RECORDS FOR THIS EXERCISE section start

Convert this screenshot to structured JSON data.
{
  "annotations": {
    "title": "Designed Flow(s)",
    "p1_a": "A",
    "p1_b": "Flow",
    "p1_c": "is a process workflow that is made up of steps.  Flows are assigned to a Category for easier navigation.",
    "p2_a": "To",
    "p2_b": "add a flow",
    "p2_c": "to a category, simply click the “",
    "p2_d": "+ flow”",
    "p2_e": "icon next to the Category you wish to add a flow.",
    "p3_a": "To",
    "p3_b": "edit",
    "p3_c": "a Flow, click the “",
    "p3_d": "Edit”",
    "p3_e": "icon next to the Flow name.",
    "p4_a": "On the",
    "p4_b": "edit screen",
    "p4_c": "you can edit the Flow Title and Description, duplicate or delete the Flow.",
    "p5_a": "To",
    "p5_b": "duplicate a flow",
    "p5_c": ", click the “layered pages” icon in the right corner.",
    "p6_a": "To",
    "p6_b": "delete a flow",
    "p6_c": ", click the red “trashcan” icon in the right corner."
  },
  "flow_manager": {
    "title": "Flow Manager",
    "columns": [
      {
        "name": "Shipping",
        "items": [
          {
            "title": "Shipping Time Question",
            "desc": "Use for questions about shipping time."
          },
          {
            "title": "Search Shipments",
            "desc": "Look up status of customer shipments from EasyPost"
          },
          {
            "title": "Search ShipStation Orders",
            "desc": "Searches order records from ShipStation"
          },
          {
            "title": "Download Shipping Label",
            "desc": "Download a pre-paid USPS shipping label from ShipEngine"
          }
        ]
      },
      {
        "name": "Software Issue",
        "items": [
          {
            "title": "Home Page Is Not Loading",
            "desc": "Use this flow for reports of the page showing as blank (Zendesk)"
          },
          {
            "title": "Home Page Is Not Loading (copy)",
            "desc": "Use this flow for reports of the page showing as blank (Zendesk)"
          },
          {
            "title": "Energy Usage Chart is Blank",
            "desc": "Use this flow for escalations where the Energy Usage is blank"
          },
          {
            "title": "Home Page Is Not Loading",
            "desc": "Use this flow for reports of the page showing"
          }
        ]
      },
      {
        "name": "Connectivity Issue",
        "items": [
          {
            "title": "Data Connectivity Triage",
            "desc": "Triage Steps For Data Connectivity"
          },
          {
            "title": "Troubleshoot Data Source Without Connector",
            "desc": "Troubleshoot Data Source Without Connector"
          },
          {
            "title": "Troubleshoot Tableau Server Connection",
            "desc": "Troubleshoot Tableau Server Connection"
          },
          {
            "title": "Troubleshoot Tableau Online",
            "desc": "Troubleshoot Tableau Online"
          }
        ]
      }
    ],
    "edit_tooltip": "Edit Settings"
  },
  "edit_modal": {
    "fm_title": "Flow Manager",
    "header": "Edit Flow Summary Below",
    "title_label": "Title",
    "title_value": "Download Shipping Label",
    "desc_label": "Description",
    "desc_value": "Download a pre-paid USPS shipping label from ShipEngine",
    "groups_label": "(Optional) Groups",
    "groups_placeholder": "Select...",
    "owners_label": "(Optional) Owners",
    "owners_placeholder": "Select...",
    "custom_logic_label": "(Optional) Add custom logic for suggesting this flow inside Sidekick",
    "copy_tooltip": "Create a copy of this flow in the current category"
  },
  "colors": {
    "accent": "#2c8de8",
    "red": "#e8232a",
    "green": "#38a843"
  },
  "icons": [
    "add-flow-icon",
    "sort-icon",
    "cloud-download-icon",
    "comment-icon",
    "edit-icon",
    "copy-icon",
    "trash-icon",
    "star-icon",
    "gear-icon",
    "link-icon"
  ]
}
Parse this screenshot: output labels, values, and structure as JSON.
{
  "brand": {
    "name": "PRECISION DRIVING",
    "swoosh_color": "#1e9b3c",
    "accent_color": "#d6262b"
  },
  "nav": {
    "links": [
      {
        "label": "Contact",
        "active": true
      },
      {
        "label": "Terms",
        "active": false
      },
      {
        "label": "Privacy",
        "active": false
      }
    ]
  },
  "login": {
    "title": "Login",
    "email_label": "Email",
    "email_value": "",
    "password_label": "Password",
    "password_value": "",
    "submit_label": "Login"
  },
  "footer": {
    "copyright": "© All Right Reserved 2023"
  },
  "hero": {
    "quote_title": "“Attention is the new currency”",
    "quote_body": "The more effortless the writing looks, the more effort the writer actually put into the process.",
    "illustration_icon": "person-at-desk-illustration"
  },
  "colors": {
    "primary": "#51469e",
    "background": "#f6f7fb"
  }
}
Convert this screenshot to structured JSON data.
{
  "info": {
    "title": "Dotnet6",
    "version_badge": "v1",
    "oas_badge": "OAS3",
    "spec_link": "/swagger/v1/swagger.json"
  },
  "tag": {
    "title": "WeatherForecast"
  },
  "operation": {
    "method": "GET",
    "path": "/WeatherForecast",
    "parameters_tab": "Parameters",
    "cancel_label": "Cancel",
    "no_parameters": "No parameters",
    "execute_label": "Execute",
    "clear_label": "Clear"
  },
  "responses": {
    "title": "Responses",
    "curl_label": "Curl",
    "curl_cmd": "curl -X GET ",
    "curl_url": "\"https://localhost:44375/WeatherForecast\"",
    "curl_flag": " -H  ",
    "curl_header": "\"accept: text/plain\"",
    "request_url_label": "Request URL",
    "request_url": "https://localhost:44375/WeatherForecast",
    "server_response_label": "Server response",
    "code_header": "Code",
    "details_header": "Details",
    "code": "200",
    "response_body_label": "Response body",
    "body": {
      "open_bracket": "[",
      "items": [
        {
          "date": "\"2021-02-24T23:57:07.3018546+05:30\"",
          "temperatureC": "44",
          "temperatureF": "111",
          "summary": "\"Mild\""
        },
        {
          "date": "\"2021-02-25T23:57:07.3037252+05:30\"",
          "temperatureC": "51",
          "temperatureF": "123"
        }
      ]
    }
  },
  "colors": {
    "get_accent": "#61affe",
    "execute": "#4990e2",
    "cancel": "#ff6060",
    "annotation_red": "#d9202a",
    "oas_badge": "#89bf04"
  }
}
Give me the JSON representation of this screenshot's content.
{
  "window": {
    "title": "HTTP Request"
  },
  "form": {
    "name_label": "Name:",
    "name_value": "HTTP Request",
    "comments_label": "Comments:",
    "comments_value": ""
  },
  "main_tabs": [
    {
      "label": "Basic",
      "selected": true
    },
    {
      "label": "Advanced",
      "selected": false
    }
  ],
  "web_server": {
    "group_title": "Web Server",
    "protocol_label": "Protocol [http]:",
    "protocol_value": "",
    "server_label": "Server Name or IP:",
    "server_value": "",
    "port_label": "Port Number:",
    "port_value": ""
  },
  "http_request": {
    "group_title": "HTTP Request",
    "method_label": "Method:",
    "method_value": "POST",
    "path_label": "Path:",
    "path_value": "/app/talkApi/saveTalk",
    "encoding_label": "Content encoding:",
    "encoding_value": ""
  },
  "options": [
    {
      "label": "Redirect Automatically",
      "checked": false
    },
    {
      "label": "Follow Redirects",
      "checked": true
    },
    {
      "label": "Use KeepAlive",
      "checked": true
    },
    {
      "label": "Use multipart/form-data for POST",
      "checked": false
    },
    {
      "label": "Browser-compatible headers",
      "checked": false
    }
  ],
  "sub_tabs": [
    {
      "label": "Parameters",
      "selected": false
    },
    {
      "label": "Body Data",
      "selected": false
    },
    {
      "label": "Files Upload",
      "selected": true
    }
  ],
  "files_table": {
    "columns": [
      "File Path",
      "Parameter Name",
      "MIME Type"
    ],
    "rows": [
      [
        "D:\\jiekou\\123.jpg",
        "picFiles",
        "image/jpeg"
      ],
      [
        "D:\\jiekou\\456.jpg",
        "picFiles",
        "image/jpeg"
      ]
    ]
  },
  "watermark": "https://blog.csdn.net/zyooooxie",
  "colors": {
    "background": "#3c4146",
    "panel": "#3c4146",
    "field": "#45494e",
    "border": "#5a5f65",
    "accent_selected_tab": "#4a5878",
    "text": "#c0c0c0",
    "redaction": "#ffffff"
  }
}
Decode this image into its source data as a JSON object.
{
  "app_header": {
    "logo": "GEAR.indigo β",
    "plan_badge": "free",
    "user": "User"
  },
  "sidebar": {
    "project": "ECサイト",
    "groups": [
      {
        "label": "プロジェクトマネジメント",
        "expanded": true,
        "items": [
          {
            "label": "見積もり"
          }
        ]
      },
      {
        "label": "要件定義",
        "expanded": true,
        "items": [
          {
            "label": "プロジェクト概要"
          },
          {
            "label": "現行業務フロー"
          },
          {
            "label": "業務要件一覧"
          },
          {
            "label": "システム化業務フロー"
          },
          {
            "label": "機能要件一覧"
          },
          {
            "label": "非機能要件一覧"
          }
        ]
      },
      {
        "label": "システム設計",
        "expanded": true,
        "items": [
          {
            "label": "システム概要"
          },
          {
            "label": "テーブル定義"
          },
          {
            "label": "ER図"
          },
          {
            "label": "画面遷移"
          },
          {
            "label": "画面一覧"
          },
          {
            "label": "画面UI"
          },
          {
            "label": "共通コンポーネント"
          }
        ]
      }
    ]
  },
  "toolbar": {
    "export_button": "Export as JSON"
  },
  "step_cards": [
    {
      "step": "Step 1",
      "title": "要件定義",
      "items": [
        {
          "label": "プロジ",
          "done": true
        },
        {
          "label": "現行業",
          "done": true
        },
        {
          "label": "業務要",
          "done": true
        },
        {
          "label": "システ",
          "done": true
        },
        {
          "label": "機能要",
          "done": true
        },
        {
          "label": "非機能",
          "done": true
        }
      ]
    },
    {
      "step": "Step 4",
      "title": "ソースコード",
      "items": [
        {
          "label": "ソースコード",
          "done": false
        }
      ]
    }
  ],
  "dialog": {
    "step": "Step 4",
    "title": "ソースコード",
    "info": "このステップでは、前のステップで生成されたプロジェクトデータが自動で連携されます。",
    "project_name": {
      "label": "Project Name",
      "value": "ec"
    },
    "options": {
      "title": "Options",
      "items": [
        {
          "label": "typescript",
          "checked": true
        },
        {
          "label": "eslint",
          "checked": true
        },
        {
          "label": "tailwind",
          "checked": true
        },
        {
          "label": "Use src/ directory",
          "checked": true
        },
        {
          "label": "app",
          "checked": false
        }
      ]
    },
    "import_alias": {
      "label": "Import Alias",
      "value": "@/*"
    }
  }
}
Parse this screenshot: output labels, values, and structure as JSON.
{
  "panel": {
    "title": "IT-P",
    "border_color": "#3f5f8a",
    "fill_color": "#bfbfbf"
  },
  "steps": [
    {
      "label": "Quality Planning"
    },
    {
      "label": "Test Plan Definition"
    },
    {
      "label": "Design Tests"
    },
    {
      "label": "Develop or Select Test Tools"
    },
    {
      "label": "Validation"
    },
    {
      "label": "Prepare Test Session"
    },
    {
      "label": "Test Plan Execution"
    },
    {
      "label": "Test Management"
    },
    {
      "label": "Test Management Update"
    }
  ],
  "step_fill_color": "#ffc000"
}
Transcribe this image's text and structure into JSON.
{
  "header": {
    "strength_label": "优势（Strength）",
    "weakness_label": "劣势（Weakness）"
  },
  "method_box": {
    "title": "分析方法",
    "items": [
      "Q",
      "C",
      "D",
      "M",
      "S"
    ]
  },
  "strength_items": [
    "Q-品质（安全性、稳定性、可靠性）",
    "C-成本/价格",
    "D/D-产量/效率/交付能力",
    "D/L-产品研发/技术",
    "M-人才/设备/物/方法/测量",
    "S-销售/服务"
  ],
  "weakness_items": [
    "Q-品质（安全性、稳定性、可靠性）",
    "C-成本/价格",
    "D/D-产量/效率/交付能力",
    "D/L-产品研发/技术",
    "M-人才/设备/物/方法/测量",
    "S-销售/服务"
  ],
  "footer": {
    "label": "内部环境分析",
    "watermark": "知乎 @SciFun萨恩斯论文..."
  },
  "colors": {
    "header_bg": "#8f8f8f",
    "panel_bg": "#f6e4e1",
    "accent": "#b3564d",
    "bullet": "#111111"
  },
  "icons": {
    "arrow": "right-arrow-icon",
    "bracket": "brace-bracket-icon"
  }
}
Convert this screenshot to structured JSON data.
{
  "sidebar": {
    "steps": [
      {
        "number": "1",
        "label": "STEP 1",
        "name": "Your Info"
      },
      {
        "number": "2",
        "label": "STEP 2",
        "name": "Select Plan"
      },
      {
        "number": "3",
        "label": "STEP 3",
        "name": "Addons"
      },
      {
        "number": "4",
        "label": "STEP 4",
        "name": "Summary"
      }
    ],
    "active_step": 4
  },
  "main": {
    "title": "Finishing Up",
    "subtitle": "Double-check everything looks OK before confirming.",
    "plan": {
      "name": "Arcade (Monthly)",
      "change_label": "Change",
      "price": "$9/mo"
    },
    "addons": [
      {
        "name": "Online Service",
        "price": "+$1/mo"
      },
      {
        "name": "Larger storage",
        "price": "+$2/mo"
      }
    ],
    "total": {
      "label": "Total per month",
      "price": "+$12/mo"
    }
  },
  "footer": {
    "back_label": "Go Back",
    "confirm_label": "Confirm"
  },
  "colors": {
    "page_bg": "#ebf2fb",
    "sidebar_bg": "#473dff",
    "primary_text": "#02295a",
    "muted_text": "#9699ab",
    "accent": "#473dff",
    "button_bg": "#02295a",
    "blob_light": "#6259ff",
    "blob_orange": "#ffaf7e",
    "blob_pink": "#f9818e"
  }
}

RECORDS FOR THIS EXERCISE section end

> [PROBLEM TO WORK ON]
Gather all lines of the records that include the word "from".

> [RESPONSE TO THIS TASK]
            "desc": "Look up status of customer shipments from EasyPost"
            "desc": "Searches order records from ShipStation"
            "desc": "Download a pre-paid USPS shipping label from ShipEngine"
    "desc_value": "Download a pre-paid USPS shipping label from ShipEngine",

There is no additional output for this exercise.